You discuss the need for cities to set a vision and a framework to provide tech companies with guidelines for how to operate in your community. What would creating a better process look like?
The challenge of transportation is we’re always projecting from where we are today instead of having a bigger vision for what our cities can be. So we say: We have this many people today, this many jobs today, this is what our transportation looks like today, this is how it’s going to grow in the future, and here’s how we’re going to accommodate that growth.
But where do we actually want to be 20 years from now? What do we want the future of our cities to look like? As an example, what if we had a vision that 20 years from now we would reduce 50% of the pavement? What if we had a vision to reduce every surface parking lot?
If that’s your vision, then you need to work back from that and figure out how to get there. We’re going to need to increase public transit so that you can move more people in less amount of space. This is where things like shared micromobility become important — to achieve a more equitable transportation future, we’re going to need more bikes or scooters and things of that nature available to people.
Do you see that also working on the operator side? For example, if a system decided it wanted future ridership to be representative of those without access to a personal vehicle.
Absolutely. What if my mobility company said: My goal is to get 50% of the people who do not have cars or a bike. How do we get that? That might mean we have to have different types of bikes available to people or more e-bikes. That might mean dedicated community engagement and different pricing plans. Also, what type of policies do we need to get there? For example, in lieu of a stipend for parking, giving people the ability to cash out and use the funds for bike share. We just need to start thinking bigger than the status quo.
Is there anything you’d like to leave us with?
For the people working in the shared micromobility space, I would highlight chapter four, which encourages the reader to start thinking about transportation’s different stakeholders and particularly the silently suffering.
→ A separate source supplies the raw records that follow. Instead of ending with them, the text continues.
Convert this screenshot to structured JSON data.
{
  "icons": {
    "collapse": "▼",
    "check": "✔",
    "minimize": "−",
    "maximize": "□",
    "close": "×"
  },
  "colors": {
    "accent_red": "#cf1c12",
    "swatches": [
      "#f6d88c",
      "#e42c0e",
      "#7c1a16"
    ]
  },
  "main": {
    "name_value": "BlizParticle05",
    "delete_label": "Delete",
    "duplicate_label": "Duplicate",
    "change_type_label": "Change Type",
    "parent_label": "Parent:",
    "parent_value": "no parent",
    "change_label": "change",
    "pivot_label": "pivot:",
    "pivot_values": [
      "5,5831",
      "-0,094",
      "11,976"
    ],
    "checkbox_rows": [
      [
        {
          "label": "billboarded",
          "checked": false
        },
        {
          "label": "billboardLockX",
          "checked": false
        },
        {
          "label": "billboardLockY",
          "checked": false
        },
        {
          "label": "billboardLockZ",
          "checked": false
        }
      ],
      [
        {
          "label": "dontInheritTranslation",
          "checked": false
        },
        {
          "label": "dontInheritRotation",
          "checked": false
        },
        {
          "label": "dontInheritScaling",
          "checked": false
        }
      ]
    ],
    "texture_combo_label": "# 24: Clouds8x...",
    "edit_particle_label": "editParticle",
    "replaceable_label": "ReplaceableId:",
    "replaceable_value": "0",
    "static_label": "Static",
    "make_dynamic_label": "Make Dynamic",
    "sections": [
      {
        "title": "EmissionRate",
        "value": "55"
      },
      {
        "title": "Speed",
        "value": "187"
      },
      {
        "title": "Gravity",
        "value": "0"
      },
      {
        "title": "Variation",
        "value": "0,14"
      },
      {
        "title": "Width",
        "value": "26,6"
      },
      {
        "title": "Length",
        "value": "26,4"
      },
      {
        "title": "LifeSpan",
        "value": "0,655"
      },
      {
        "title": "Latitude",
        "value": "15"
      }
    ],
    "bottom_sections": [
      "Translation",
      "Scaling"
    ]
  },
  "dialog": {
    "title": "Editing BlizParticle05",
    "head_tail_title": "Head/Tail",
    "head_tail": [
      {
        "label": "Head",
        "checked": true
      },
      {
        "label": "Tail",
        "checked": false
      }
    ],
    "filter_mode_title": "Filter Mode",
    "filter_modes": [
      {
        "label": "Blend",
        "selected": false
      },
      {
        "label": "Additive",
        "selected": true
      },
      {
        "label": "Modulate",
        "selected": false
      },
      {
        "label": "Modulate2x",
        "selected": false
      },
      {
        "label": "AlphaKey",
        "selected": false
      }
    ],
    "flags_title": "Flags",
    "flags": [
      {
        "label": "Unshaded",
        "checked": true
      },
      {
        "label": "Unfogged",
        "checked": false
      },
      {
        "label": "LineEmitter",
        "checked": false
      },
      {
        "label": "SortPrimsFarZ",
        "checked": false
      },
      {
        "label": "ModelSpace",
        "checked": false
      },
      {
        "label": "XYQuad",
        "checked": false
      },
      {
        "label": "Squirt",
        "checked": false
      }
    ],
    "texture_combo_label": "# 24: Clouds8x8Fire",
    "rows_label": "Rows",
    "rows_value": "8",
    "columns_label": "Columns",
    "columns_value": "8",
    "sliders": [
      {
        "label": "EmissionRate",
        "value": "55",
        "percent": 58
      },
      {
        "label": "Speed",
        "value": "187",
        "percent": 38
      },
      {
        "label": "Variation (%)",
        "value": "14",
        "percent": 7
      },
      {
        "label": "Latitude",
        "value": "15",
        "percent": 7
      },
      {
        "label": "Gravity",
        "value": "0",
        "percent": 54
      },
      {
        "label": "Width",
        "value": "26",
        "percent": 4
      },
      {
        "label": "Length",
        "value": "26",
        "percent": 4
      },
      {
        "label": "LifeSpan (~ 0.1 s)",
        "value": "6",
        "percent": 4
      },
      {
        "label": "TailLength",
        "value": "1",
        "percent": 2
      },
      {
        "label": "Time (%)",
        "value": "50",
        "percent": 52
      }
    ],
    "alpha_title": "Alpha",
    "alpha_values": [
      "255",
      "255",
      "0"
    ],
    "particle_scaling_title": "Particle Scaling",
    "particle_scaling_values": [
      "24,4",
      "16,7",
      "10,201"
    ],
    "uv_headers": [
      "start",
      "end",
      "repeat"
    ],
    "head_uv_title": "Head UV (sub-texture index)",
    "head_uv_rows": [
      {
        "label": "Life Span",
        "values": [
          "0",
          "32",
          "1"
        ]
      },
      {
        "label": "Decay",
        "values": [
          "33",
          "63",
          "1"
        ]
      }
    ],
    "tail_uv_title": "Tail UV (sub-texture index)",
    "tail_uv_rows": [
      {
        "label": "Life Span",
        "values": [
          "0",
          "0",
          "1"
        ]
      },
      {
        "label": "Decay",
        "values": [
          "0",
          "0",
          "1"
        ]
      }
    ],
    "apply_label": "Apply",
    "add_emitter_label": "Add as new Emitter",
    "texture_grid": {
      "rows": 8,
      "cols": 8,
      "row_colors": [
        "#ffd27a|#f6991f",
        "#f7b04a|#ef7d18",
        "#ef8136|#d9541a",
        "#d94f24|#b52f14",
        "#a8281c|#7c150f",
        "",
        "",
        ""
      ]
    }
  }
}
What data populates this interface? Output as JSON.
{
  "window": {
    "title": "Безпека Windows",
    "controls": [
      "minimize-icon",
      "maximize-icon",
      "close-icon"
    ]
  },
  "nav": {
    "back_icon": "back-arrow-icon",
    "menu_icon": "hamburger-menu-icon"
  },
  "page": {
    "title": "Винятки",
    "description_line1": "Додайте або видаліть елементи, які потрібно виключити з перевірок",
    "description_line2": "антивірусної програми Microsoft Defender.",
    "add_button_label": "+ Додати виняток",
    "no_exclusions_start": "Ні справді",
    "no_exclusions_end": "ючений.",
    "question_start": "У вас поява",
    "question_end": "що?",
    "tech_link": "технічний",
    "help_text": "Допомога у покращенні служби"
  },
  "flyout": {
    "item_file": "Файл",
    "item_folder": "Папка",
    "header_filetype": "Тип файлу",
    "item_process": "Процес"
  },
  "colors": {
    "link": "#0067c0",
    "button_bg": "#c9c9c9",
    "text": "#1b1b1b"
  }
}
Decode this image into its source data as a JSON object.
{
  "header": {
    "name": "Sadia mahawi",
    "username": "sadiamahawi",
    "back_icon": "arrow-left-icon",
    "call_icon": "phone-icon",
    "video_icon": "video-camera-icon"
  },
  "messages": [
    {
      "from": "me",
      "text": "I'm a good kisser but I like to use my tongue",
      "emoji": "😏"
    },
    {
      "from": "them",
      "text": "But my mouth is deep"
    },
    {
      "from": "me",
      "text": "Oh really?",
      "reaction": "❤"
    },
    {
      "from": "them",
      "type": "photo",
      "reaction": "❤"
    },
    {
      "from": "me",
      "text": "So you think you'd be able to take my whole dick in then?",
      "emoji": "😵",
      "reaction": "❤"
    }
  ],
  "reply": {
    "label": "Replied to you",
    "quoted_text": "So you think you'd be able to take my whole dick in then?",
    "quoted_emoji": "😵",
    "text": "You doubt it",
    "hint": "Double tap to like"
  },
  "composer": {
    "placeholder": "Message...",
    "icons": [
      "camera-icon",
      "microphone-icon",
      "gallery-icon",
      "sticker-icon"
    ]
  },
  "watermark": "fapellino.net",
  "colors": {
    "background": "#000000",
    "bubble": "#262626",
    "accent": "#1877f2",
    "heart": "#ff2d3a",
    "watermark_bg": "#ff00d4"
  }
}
These are the people who are living with the consequences of bad transportation planning decisions but don’t necessarily show up to meetings or have a voice in what gets done. As we build out and expand our systems, we need to center this group so that they’re able to move, gain independence, and have a reliable source of transportation.
The other key chapter is chapter six, which focuses on the advocacy side of things. Regardless of whether you’re affiliated with the city, a nonprofit, or the private sector — what is it you’re doing to advocate for better infrastructure to facilitate the ability for all users to safely use shared micromobility systems?
The Better Bike Share Partnership is funded by The JPB Foundation as a collaboration between the City of Philadelphia, the National Association of City Transportation Officials (NACTO), and the PeopleForBikes Foundation to build equitable and replicable bike share systems. Follow us on LinkedIn, Facebook, Twitter, and Instagram, or sign up for our weekly newsletter.